This is the Roman version and a quicker one too. The traditional one – called pizza in Naples – is indeed made with pizza dough but, for the sake of putting dinner on the table within an hour, we used puff pastry.. A little bit different from your usual savory tart, it takes very little time to put it together and it’s extremely tasty.

RECIPE

2 puff pastry sheet
2 escarole heads, cleaned and roughly chopped
1/2 C black olives, chopped
3 T capers
1/4 C pine nuts
1/4 C raisins
1 anchovy fillet, minced
1 head of garlic, peeled and smashed
olive oil as needed
red pepper flakes to taste
salt
1 egg, beaten
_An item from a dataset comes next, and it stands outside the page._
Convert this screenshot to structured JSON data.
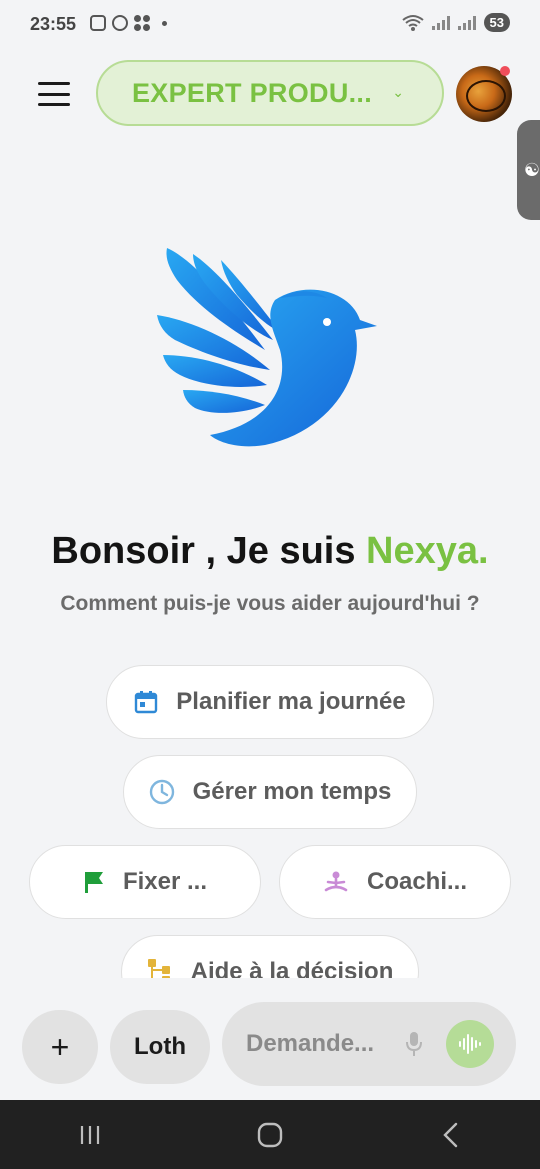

  • Cook the escarole in salted, boiling water for a couple of minutes. Drain well by squeezing all the water out.
  • Heat a couple of tablespoons of olive oil in a pan and add the garlic. Drop in the escarole and sauté for a few minutes. Season with salt, pepper and red pepper flakes to taste.
  • Transfer the escarole to a bowl and remove the garlic. Add the olives, pine nuts, raisins and the anchovy. Mix well.
  • Spread the mixture on a puff pastry sheet, leaving a fairly large border. Cover with the second sheet and pinch the pastry together. Brush the top with the egg and, using a toothpick, prick the dough.
  • Bake at 350F/180C for about 25 minutes or until the pastry is cooked through and golden.

Top image: a proper escarole tart made with pizza dough

Share on Facebook

15 Comments

  1. Thank you, I love rustic tarts, I always appreciate a new one

    February 2, 2017
    |Reply
    • camparigirl
      camparigirl

      I could subsist on vegetable tarts and pizza if left to my own devices.

      February 3, 2017
      |Reply
      • Grazie! Prima o poi dovrò ricompensarti per queste lezioni di inglese, non conoscevo questa espressione, if left to my own devices 🙂

        February 3, 2017
        |Reply
        • camparigirl
          camparigirl

          Stick around and you will learn more. Buon weekend.

          February 4, 2017
          |Reply
          • I know 😉 Anche a te

            February 5, 2017
  2. Escarole is very common in the Netherlands, but I didn’t know that name for it and have been calling it endive on my blog (the Dutch word andijvie is like Italian indivia). I’ve noticed surprised reactions from my Italian flowers when I post recipes for pastinaca — which over the last ten years has become very common here again. I remember reading about parsnips in a UK context 25+ years ago and not knowing what they looked or tasted like. This tart reminds me of a similar one from Liguria, but there the greens aren’t parcooked and added raw, and the dough is flour and water with just a bit of olive oil. I don’t use shortcrust or puff pastry often because of the high fat content.

    February 2, 2017
    |Reply
    • camparigirl
      camparigirl

      I try not to use puff pastry either – way too fatty. By the way, there is a word in Bolognese dialect, pistinaga, which means inept and we just realized where it comes from!

      February 3, 2017
      |Reply
  3. Ellie
    Ellie

    Hi !! Love this – both versions are delicious !! I had the same problem as you trying to work out what parsnips are in Italian – they are placed under the general heading ‘Radiche’ or ‘Radici’ – as you know, only turnips, different in shape, are called rape, along with their tops or ‘cime’ – and that’s just to underline the fact that I’m having ‘orecchiette with cime di rapa’ for lunch today !!

    February 2, 2017
    |Reply
    • camparigirl
      camparigirl

      All those veggies in the rape family are migthy confusing (love orecchiette alle cime di rapa and I make them often).

      February 3, 2017
      |Reply
  4. Parsnip is quite common here as is escarole, which I love. Your tart sounds delicious, I will definitely be trying it out.

    February 2, 2017
    |Reply
    • camparigirl
      camparigirl

      Let me know if you do.

      February 3, 2017
      |Reply
      • Making it tomorrow for lunch.

        February 3, 2017
        |Reply
    • camparigirl
      camparigirl

      🙂

      February 3, 2017
      |Reply

Got some thoughts? We would love to hear what you think

%d bloggers like this: